_The input_.
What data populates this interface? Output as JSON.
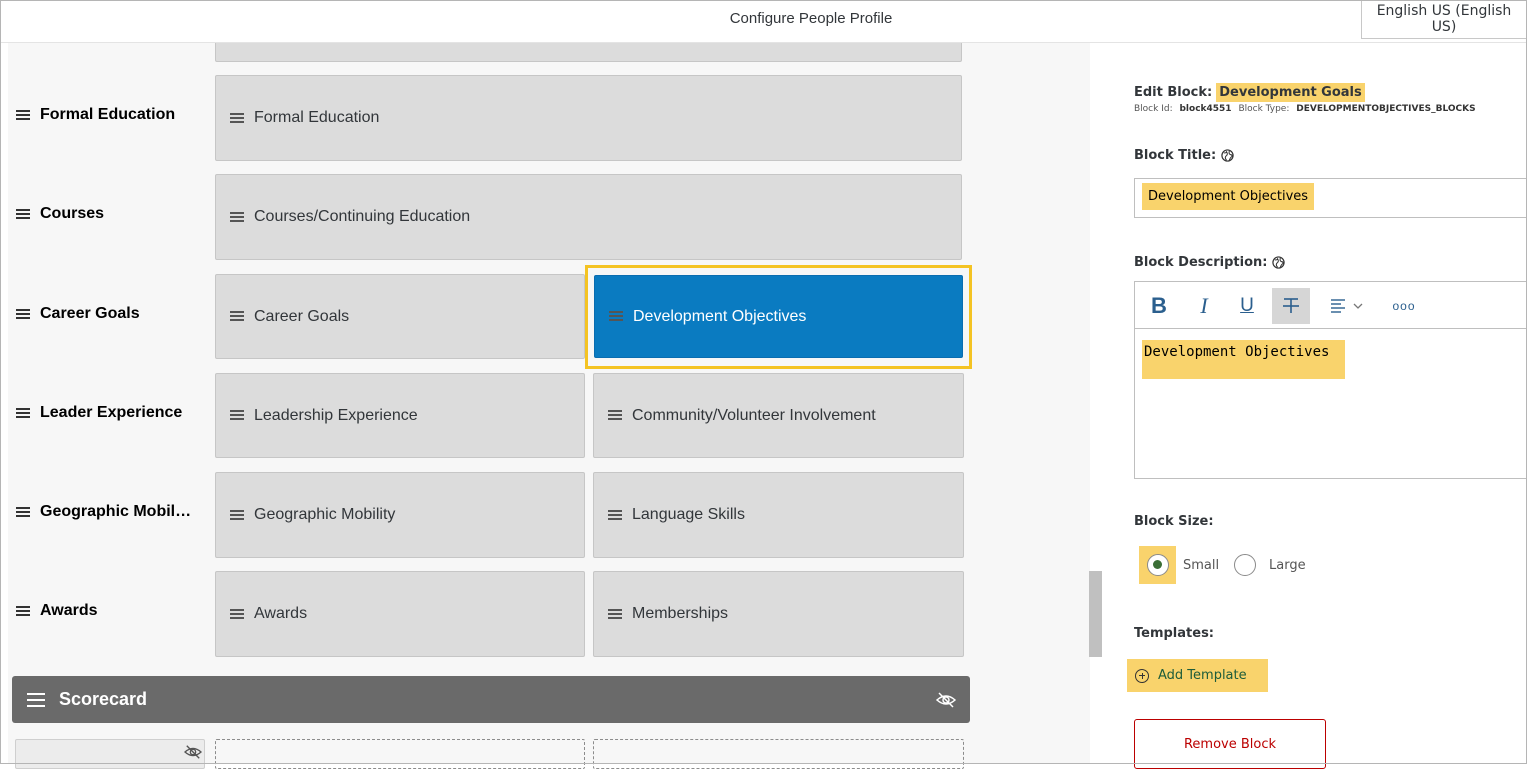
{
  "header": {
    "title": "Configure People Profile",
    "language": "English US (English US)"
  },
  "rows": [
    {
      "label": "Formal Education",
      "blocks": [
        "Formal Education"
      ]
    },
    {
      "label": "Courses",
      "blocks": [
        "Courses/Continuing Education"
      ]
    },
    {
      "label": "Career Goals",
      "blocks": [
        "Career Goals",
        "Development Objectives"
      ]
    },
    {
      "label": "Leader Experience",
      "blocks": [
        "Leadership Experience",
        "Community/Volunteer Involvement"
      ]
    },
    {
      "label": "Geographic Mobil…",
      "blocks": [
        "Geographic Mobility",
        "Language Skills"
      ]
    },
    {
      "label": "Awards",
      "blocks": [
        "Awards",
        "Memberships"
      ]
    }
  ],
  "scorecard": {
    "title": "Scorecard"
  },
  "editor": {
    "edit_block_label": "Edit Block:",
    "edit_block_name": "Development Goals",
    "block_id_label": "Block Id:",
    "block_id": "block4551",
    "block_type_label": "Block Type:",
    "block_type": "DEVELOPMENTOBJECTIVES_BLOCKS",
    "block_title_label": "Block Title:",
    "block_title_value": "Development Objectives",
    "block_desc_label": "Block Description:",
    "block_desc_value": "Development Objectives",
    "block_size_label": "Block Size:",
    "size_small": "Small",
    "size_large": "Large",
    "selected_size": "Small",
    "templates_label": "Templates:",
    "add_template": "Add Template",
    "remove_block": "Remove Block"
  },
  "toolbar": {
    "bold": "B",
    "italic": "I",
    "underline": "U",
    "more": "ooo"
  },
  "colors": {
    "selected_block": "#0a7bc1",
    "highlight": "#f9d36c",
    "focus_outline": "#f4c323",
    "scorecard_bar": "#6a6a6a",
    "remove": "#bb0000"
  },
  "icons": [
    "hamburger-icon",
    "globe-icon",
    "eye-slash-icon",
    "add-circle-icon",
    "align-left-icon",
    "chevron-down-icon",
    "strikethrough-icon"
  ]
}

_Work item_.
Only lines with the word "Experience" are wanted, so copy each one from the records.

_Exercise result_.
      "label": "Leader Experience",
        "Leadership Experience",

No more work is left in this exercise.